Kernel rootkits often hide associated malicious processes by altering reported task struct information to upper layers and applications such as ps and top. Virtualized settings offer a unique opportunity to mitigate this behavior using dynamic virtual machine introspection (VMI). For known kernels, VMI can be deployed to search for kernel objects and identify them by using unique data structure "signatures". In existing work, VMI-detected data structure signatures are based on values and structural features which must be (often exactly) present in memory snapshots taken, for accurate detection. This features a certain brittleness and rootkits can escape detection by simply temporarily "un-tangling" the corresponding structures when not running.

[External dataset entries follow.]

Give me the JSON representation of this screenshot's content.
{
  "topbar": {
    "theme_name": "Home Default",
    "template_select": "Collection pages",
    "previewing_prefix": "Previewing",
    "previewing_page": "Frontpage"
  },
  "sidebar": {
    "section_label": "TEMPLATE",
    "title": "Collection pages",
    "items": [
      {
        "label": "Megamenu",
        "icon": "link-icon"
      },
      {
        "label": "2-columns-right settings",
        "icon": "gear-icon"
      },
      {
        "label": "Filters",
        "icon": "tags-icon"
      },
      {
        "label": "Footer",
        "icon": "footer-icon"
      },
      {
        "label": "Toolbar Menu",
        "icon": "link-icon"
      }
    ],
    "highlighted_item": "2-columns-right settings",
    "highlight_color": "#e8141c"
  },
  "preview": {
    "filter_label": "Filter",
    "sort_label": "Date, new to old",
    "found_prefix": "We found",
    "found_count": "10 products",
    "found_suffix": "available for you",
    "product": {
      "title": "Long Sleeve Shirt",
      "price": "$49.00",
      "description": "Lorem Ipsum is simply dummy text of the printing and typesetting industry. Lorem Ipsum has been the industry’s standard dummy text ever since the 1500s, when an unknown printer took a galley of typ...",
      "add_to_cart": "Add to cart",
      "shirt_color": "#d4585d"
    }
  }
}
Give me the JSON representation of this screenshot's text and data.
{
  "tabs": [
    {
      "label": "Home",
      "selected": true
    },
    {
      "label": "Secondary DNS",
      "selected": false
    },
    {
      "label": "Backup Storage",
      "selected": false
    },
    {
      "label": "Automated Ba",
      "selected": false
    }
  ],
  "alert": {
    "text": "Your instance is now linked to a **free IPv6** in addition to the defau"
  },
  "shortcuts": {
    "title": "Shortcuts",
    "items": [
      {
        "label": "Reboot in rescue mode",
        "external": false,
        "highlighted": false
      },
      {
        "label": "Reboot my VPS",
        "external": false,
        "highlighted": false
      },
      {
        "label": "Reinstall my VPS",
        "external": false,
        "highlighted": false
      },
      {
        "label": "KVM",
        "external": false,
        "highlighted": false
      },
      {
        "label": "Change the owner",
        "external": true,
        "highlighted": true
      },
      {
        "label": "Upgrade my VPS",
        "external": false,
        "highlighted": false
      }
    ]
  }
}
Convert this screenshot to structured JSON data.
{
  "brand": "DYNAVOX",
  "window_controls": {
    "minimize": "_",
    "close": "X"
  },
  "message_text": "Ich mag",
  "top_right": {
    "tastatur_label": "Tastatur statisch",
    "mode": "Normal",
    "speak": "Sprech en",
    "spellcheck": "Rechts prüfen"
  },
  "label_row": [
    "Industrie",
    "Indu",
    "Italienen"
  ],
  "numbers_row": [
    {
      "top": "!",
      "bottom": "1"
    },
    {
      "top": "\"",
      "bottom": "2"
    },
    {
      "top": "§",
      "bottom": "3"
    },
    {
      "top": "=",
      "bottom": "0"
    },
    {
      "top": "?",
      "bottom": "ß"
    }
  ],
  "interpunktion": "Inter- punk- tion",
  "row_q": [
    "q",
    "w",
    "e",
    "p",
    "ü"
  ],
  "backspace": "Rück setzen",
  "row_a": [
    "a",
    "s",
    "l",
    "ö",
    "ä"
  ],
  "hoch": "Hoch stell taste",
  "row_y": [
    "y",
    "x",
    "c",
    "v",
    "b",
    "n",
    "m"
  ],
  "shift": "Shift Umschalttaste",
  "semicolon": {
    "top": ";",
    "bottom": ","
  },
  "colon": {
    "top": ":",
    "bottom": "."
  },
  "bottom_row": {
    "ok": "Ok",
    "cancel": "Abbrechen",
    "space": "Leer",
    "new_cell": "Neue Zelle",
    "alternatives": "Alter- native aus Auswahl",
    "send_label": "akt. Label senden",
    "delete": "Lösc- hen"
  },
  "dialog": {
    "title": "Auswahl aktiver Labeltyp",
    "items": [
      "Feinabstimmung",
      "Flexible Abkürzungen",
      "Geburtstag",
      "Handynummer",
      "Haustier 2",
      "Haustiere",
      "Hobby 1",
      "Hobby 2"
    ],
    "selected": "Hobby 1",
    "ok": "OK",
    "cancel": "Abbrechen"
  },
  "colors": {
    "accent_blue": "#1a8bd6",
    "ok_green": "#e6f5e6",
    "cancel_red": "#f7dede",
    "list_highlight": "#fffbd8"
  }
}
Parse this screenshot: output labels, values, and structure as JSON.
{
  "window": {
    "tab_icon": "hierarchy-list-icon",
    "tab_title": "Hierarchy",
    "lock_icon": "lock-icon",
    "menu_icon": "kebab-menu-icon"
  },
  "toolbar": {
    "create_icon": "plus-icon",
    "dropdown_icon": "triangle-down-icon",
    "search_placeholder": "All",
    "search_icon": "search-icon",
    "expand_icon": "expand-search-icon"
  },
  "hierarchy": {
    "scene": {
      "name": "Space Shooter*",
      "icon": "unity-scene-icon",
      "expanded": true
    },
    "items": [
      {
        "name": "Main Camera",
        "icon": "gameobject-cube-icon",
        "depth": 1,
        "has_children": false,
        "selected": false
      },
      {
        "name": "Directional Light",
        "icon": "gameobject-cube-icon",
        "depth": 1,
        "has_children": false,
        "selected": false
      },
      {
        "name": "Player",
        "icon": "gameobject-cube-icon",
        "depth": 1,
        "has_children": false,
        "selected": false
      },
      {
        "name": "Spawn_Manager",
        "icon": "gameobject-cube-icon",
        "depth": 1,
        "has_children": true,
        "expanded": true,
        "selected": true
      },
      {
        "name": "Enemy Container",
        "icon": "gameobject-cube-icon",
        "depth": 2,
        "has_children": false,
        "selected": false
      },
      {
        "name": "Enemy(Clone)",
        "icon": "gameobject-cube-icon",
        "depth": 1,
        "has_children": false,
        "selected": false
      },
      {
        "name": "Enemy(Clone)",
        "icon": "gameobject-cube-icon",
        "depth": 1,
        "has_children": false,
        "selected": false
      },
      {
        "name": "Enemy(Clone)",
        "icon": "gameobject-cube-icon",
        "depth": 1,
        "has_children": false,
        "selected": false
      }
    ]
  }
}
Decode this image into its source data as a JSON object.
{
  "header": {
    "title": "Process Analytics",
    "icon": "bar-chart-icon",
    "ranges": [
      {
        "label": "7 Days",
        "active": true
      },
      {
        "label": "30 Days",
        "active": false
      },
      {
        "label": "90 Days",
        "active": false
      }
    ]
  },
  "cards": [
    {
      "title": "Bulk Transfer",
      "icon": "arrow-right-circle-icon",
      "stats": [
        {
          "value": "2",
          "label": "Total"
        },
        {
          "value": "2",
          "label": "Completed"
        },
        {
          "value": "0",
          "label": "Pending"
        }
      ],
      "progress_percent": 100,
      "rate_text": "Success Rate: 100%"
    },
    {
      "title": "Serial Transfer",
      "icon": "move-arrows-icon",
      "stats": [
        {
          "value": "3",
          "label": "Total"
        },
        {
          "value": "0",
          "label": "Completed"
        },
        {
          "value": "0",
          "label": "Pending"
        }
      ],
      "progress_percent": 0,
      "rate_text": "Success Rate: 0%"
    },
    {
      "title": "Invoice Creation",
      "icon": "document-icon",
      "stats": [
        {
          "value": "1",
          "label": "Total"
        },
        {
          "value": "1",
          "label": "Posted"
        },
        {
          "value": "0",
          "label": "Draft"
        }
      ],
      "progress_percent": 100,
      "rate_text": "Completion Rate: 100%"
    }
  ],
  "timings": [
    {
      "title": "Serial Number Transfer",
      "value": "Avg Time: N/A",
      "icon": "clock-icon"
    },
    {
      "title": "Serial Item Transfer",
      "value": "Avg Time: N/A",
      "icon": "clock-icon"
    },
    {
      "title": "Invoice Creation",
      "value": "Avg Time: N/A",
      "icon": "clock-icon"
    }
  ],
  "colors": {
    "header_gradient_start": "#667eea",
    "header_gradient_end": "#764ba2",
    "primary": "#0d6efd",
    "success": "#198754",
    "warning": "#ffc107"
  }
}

Here we introduce a new paradigm, that defeats such behavior by training for and observing signatures of timing access patterns to any and all kernel-mapped data regions, including objects that are not directly linked in the "official" list of tasks. The use of timing information in training detection signatures renders the defenses resistant to attacks that try to evade detection by removing their corresponding malicious processes before scans. KXRay successfully detected processes hidden by four traditional rootkits.

Chen, Chen, Raj, Himanshu, Saroiu, Stefan, Wolman, Alec.  2014.  cTPM: A Cloud TPM for Cross-device Trusted Applications. Proceedings of the 11th USENIX Conference on Networked Systems Design and Implementation. :187–201.

Current Trusted Platform Modules (TPMs) are illsuited for cross-device scenarios in trusted mobile applications because they hinder the seamless sharing of data across multiple devices. This paper presents cTPM, an extension of the TPM's design that adds an additional root key to the TPM and shares that root key with the cloud. As a result, the cloud can create and share TPM-protected keys and data across multiple devices owned by one user. Further, the additional key lets the cTPM allocate cloud-backed remote storage so that each TPM can benefit from a trusted real-time clock and high-performance, non-volatile storage.

This paper shows that cTPM is practical, versatile, and easily applicable to trusted mobile applications. Our simple change to the TPM specification is viable because its fundamental concepts - a primary root key and off-chip, NV storage - are already found in the current specification, TPM 2.0. By avoiding a clean-slate redesign, we sidestep the difficult challenge of re-verifying the security properties of a new TPM design. We demonstrate cTPM's versatility with two case studies: extending Pasture with additional functionality, and reimplementing TrInc without the need for extra hardware.